# Given records
::::::

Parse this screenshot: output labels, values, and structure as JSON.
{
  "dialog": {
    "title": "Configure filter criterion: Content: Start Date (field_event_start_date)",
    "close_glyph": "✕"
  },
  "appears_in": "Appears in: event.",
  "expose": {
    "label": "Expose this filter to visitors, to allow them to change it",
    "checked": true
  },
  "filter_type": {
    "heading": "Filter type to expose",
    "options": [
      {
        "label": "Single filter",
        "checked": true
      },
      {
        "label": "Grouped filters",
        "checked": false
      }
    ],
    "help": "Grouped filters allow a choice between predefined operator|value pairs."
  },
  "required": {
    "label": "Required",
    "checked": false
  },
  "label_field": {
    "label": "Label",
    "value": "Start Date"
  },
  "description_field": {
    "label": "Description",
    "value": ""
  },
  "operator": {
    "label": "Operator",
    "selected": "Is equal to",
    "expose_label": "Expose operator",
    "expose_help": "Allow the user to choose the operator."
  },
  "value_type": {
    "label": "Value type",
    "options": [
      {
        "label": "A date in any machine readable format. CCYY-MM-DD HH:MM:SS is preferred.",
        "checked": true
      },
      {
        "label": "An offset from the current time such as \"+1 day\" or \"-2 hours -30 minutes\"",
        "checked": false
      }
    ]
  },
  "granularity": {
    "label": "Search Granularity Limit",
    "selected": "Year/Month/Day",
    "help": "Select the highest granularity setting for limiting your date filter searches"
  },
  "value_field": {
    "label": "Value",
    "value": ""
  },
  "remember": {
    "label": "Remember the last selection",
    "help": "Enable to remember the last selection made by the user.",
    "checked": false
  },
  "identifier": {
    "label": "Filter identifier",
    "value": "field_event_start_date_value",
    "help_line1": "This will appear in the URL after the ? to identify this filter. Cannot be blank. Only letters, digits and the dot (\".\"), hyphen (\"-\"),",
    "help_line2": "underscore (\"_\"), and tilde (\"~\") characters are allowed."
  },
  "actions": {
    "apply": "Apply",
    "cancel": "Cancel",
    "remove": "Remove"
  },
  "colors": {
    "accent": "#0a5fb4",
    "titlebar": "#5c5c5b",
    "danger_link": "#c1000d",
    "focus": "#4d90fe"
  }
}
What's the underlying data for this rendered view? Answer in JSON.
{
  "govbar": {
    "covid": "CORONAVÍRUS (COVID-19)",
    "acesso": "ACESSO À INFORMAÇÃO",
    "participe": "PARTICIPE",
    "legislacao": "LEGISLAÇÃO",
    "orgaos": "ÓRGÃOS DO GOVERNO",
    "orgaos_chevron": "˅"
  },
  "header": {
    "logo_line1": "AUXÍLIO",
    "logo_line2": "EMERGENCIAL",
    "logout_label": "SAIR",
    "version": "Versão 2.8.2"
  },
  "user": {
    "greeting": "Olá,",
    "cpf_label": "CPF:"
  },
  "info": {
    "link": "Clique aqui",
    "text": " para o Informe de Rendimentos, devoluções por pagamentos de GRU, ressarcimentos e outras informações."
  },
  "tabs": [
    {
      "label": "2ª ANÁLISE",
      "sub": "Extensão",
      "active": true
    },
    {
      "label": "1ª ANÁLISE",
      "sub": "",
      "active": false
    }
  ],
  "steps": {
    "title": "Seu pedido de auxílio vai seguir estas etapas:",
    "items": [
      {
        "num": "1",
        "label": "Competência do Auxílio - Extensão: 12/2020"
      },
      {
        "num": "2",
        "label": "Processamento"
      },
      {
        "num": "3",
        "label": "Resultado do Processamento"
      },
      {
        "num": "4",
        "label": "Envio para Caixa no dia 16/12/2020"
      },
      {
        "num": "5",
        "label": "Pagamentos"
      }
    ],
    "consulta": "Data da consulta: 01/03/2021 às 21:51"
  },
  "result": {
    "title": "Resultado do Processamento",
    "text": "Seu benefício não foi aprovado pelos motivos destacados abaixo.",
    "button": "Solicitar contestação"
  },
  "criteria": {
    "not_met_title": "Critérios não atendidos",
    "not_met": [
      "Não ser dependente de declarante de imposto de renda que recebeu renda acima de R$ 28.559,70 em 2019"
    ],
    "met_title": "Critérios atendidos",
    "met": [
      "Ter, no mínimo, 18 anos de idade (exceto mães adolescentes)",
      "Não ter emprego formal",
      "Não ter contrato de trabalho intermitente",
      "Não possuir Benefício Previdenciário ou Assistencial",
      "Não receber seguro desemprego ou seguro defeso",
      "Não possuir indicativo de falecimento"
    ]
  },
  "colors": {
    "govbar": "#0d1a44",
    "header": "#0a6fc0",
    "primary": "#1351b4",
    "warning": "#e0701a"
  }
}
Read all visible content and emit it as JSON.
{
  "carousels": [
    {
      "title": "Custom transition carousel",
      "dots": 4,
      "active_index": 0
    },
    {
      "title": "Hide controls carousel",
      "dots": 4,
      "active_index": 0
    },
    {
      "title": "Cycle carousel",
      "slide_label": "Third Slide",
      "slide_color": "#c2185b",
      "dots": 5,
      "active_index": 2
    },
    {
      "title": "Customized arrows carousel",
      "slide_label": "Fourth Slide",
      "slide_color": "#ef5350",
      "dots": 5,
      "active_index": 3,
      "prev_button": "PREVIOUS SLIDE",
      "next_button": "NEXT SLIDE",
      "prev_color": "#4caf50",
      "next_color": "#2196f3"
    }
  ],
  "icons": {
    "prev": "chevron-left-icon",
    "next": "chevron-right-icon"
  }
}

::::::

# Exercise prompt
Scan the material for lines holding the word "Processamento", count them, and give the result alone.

# Answer to this task
3